Washington State Hearing on Latest Privacy Bill Highlights Competing Interests For Best Practices and Data Minimization
On January 14, 2020, Washington’s State Senate Committee on Environment, Energy & Technology received public testimony about Senate Bill 5062, the “Washington Privacy Act.” Representatives from trade associations, the Attorney General’s Office, and civil rights groups offered recommendations to eliminate perceived loopholes and clarify bill provisions.
This post highlights recurring issues from the public hearing.
Public Hearing Testimony
- Enforcement: SB 5062 currently extends exclusive enforcement authority to the Attorney General with no private right of action. Additionally, the bill provides a 30-day right-to-cure provision.
- Private Right of Action. The Attorney General’s office supported introducing a private right of action.
- Right to Cure. The Attorney General’s office suggested a sunset date on the right-to-cure.
- Coverage: Currently, SB 5062 applies to legal entities that conduct business in Washington or produce products or services that are targeted to residents of Washington, and satisfy one or more specified thresholds.
- Exemptions. The bill implements a delayed effective date for nonprofit corporations, with such entities covered under the act after 5 years. Participants raised concerns about costs and burdens associated with compliance for public charities.
- Contact Tracing Information. Participants stated that the bill should not include a provision regulating the processing of “technology-assisted contact tracing information.” The bill sponsor acknowledged at the outset that inclusion of such regulation would enhance public confidence. Participants recommended that this provision be removed and passed in separate legislation.

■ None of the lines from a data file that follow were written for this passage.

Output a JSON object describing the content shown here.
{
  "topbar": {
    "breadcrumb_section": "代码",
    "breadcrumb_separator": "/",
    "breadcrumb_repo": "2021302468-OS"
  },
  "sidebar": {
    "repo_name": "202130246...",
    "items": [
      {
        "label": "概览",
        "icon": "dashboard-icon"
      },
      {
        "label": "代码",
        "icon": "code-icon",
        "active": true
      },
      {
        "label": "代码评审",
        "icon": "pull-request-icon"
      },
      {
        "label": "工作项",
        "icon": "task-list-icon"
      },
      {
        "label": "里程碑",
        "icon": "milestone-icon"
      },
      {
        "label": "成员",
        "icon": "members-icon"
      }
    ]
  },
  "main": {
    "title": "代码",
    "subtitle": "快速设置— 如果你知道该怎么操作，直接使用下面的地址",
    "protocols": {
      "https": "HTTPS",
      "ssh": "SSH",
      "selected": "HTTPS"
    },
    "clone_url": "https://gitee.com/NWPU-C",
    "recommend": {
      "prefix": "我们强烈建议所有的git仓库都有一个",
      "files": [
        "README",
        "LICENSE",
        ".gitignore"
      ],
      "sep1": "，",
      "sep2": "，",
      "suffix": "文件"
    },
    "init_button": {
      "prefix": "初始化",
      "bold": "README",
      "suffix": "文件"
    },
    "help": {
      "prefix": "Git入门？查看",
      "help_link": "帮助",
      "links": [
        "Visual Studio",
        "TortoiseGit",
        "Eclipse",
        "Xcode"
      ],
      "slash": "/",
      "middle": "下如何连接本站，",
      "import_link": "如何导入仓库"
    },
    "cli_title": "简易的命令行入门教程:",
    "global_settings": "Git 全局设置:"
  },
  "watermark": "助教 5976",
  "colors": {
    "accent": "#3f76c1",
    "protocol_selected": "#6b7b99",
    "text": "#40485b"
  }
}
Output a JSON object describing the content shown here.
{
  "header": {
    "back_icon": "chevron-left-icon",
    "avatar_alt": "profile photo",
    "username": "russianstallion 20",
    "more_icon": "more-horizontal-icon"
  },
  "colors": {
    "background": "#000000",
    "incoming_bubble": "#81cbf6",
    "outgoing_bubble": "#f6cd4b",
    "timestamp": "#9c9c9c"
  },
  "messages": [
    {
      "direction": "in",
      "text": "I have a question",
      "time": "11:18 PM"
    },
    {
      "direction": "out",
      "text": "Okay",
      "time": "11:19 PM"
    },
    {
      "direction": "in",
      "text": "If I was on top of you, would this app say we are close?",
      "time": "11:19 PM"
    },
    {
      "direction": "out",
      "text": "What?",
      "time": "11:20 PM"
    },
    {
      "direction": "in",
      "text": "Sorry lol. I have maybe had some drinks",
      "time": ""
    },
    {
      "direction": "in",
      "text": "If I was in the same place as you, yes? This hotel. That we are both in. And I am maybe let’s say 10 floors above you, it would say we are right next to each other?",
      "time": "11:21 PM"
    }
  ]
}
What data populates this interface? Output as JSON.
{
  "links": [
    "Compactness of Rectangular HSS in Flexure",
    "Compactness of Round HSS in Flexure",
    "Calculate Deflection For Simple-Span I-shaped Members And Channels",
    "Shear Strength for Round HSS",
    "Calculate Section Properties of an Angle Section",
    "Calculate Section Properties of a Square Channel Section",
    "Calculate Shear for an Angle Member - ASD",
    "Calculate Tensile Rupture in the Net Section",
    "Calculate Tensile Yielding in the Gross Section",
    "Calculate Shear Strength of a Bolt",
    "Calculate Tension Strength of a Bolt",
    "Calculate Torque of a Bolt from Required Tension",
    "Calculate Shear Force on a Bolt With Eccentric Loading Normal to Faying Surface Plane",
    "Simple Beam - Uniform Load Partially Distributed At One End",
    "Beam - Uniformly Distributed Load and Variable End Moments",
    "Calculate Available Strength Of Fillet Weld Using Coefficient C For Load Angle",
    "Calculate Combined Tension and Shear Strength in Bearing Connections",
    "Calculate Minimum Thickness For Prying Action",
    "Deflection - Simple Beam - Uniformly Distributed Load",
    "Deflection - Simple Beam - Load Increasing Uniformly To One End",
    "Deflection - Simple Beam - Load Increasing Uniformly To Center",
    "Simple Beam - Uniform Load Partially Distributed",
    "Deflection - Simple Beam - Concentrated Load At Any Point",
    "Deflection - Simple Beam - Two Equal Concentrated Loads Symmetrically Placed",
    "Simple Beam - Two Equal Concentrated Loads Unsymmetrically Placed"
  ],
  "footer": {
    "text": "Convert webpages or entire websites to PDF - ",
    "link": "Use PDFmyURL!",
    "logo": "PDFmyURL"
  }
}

- Other topics: The bill provides for a number of rights, including opt-out rights for the processing of personal data for enumerated purposes including targeted advertising, the sale of personal data, and profiling. The bill also regulates a controller’s offering of programs, such as loyalty and rewards programs.
- Opt-in/Opt-out Rights. Although several participants praised the bill, there was some opposition to the opt-out model contemplated by it.
- Brand Loyalty Programs. Some participants addressed the inclusion of language regarding brand loyalty programs in SB 5062 and suggested redrafting to support hospitality industry recovery.
- Defined Terms. Participants stated that the definition of “targeted advertising,” and “consumer,” among other terms, were unworkable or unclear.
SB 5062 is scheduled for consideration during an executive session in the Washington Senate Committee on Environment, Energy & Technology later this month. Stay tuned for further updates.
A link to track the status of SB 5062 and related documents is available here.